When the Loons play New York City FC on Saturday, they'll take to a custom-built turf soccer pitch.

Head groundskeeper Ryan Moy said conversations about how to build the pitch began years ago.

Moy comes to soccer from the golf world, after working for a dozen years at Hazeltine National Golf Club in Chaska. He said the soccer field is built using the turf technology developed by the USGA.

Perfect grass takes a combination of many things, starting with a system buried almost a foot underground.

"We have a hydronic heating system that we can manually control and we can set the root zone temperature. ... Right now, for example, it's set at 65 degrees," he said. "So, underneath your feet right now, although the ambient temperature is — what 40, 45, maybe 50 when the sun is out? This is a constant temperature that this plant is living in at 65."

The system is sandwiched in with a subbase of gravel and 10 inches of sand, all designed to help the field drain fast even in the face of those big summer superstorms. 

Grow lights are used to help keep the grass green at Allianz Field.
Grow lights are used to help keep the grass green at Allianz Field. The stadium also features a heated field.
Christine T. Nguyen | MPR News

Above ground, an array of grow lights mounted on a mobile gantry stretches the width of the southern end of the field. Allianz Field has a roof over the seats that casts a shadow depending on the sun's position. Moy said the lights even out the growth in the darker areas.

Of course, this week's snowstorm is a reminder to Moy that he has to be ready for anything.

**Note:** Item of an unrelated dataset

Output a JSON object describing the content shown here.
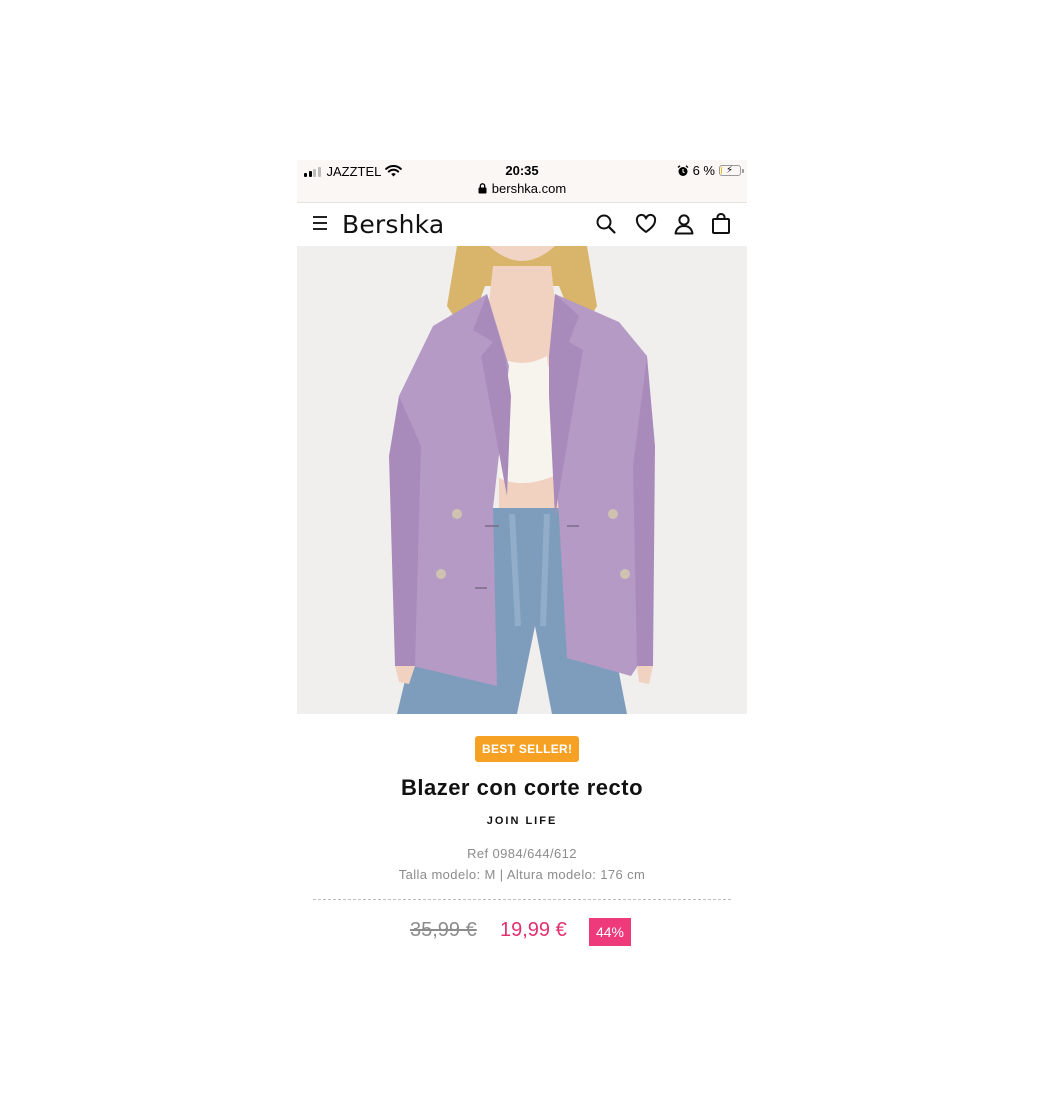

"We're feeling pretty good, thrown a bit of a curveball here, but we are rolling with the punches," he said.

Moy said Allianz Field is also built with snow in mind. The undersoil heating and drainage systems will melt a lot of snow. Moy said they've already been doing that for a couple of months during the winter.

"We also have snow-pushers we can attach to our tractors and we can move snow," he said. 

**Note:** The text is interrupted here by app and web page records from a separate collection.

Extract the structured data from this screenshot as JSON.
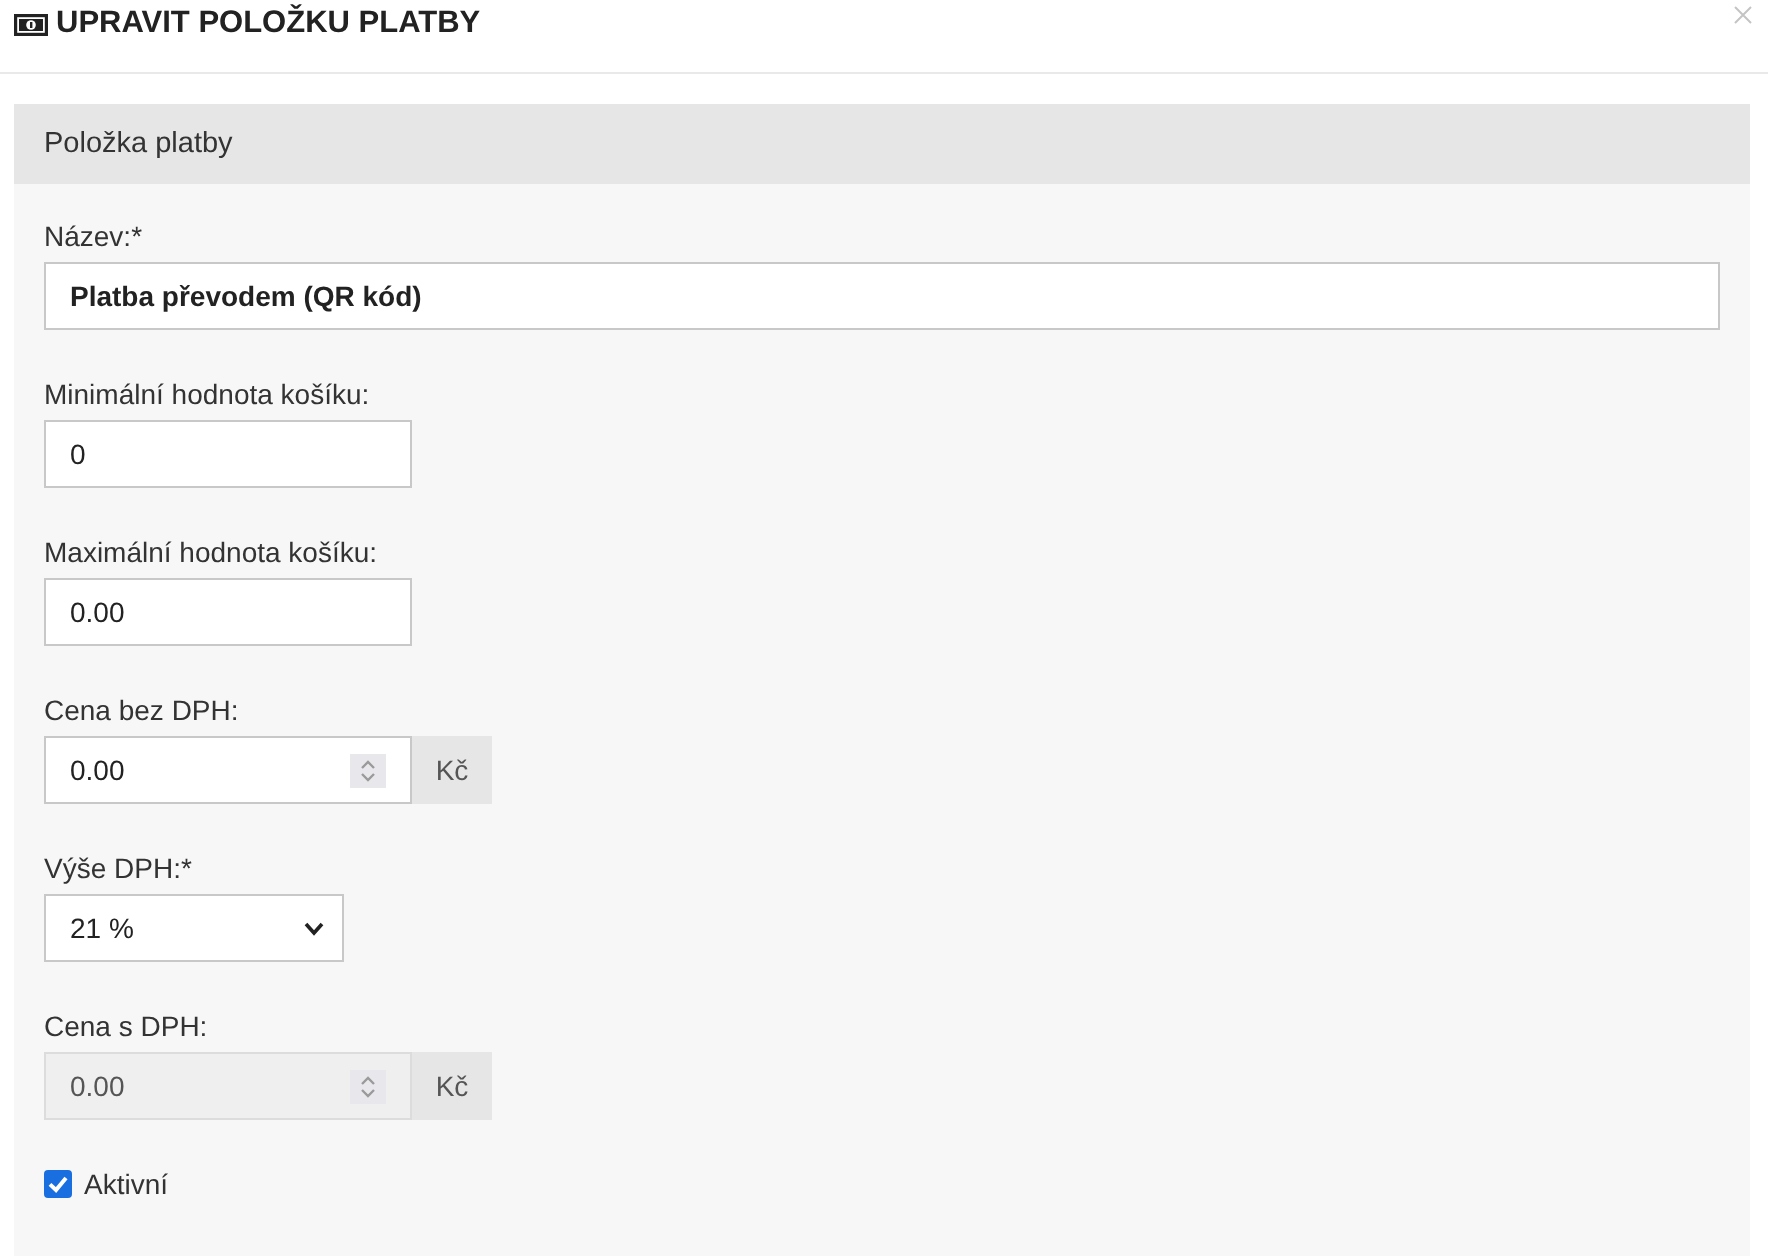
{
  "dialog": {
    "title": "UPRAVIT POLOŽKU PLATBY"
  },
  "panel": {
    "heading": "Položka platby",
    "fields": [
      {
        "kind": "name",
        "label": "Název:*",
        "value": "Platba převodem (QR kód)",
        "disabled": false
      },
      {
        "kind": "text",
        "label": "Minimální hodnota košíku:",
        "value": "0",
        "disabled": false
      },
      {
        "kind": "text",
        "label": "Maximální hodnota košíku:",
        "value": "0.00",
        "disabled": false
      },
      {
        "kind": "price",
        "label": "Cena bez DPH:",
        "value": "0.00",
        "unit": "Kč",
        "disabled": false
      },
      {
        "kind": "select",
        "label": "Výše DPH:*",
        "value": "21 %",
        "disabled": false
      },
      {
        "kind": "price",
        "label": "Cena s DPH:",
        "value": "0.00",
        "unit": "Kč",
        "disabled": true
      },
      {
        "kind": "checkbox",
        "label": "Aktivní",
        "checked": true,
        "disabled": false
      }
    ]
  }
}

Moy's not fazed by the storm. He put on a Ryder Cup at Hazeltine. He said this is just another go-around for him and his team.

The ongoing challenge is to maintain the turf. Soccer players love real grass, but games can be hard on it, so there's repair work to be done. And then there's the constant job of keeping the field healthy.

The opener is sold out. Allianz Field holds 20,000 seats and there are about 14,500 season ticket holders. Team officials say the remaining 5,500 tickets were gone in 90 seconds.